Mark Tucker

Abstract


The achievements of the European Union targets regarding energy and socio-economic sustainability are highly dependent on the way risks and vulnerabilities of European operating infrastructure networks and critical assets are minimised against natural extreme events. The INFRARISK project is developing reliable stress tests for European critical infrastructure using integrated modelling tools for decision-support. As a result it is possible to obtain higher infrastructure networks resilience to rare and low probability extreme events. INFRARISK advances decision making approaches and leads to better protection of existing infrastructure whilst achieving more robust strategies for the development of new ones. INFRARISK expands existing stress test procedures and adapts them to critical land-based infrastructure, which may be exposed to or threatened by natural hazards. Integrated risk mitigation scenarios and strategies are employed, using local, national and pan-European infrastructure risk analysis methodologies. These take into consideration multiple hazards and risks with cascading impact assessments. The INFRARISK approach robustly models spatio-temporal processes with propagated dynamic uncertainties in multiple risk complexity scenarios. An operational framework with cascading hazards, impacts and dependent geospatial vulnerabilities is developed. This framework is a central driver to practical software tools and guidelines that provide greater support to the next generation of European infrastructure managers to analyse and handle scenarios of extreme events. The minimisation of the impact of such events by the supporting tools establishes optimum mitigation measures and rapid response. INFRARISK delivers a collaborative integrated platform where risk management professionals access and share data, information and risk scenario results efficiently and intuitively

Keywords


Critical infrastructure; risk analysis; natural hazards; Disaster Preparedness

Full Text:

PDF HTML

References


Alfieri, L., Salamon, P., Bianchi, A., Neal, J., Bates, P. and Feyen, L. (2013). Advances in pan-European flood hazard mapping, Hydrol. Process., doi: 10.1002/hyp.9947

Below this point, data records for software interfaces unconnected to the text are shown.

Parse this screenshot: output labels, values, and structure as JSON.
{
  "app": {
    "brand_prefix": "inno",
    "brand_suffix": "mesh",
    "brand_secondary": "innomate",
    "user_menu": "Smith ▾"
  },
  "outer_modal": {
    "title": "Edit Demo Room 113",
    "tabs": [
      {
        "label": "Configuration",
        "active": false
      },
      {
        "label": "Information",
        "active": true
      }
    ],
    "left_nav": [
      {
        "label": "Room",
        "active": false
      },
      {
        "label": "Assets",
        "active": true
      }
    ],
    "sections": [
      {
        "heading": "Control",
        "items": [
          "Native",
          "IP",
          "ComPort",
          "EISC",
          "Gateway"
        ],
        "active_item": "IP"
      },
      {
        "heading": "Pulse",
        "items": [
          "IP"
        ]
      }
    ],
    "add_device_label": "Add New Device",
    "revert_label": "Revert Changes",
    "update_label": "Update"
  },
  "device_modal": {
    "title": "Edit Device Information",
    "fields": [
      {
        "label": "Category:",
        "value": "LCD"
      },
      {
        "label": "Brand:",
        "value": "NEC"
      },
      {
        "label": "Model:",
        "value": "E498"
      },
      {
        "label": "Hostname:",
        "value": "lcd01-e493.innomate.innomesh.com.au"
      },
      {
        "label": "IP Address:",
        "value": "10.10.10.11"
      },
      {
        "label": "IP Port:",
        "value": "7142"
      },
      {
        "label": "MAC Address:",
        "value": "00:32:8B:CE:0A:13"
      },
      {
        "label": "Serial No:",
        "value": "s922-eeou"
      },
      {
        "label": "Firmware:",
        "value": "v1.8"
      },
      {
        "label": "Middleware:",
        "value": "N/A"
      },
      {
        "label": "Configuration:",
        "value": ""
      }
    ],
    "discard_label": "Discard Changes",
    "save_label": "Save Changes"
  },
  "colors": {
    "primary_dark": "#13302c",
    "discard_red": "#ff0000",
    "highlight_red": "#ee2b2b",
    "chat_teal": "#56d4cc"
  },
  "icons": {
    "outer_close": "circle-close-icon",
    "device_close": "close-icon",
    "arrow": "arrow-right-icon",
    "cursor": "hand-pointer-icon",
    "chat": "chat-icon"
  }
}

Giardini, D., Woessner, J., Danciu, L., Crowley, H., Cotton, F., Grünthal, G., Pinho R., Valensise G. and the SHARE consortium. (2013). SHARE European Seismic Hazard Map for Peak Ground Acceleration, 10% Exceedance Probabilities in 50 years, doi: 10.2777/30345, ISBN-13, 978-92-79-25148-1

EEA (2012) Climate change, Impacts and Vulnerability in Europe 2012 an Indicator-Based Report, EEA Report No 12/2012, 304 pp., European Environment Agency, Copenhagen.

EEA (2010a) Mapping the Impacts of Natural Hazards and Technological Accidents in Europe an Overview of the Last Decade, EEA Technical report No 13/2010, 146 pp., European Environment Agency, Copenhagen.

Panagos, P., Van Liedekerke, M., Jones, A. and Montanarella, L., (2012). European Soil Data Centre: Response to European policy support and public data requirements, Land Use Policy, 29, 329-338

EEA (2010b) The European Environment — State and Outlook 2010: Synthesis, 228 pp. European Environment Agency, Copenhagen.

ECTP European Construction Technology Platform (2007) Strategic Research Agenda for the European Construction Sector Implementation Action Plan Version 1, July 20th. www.ectp.org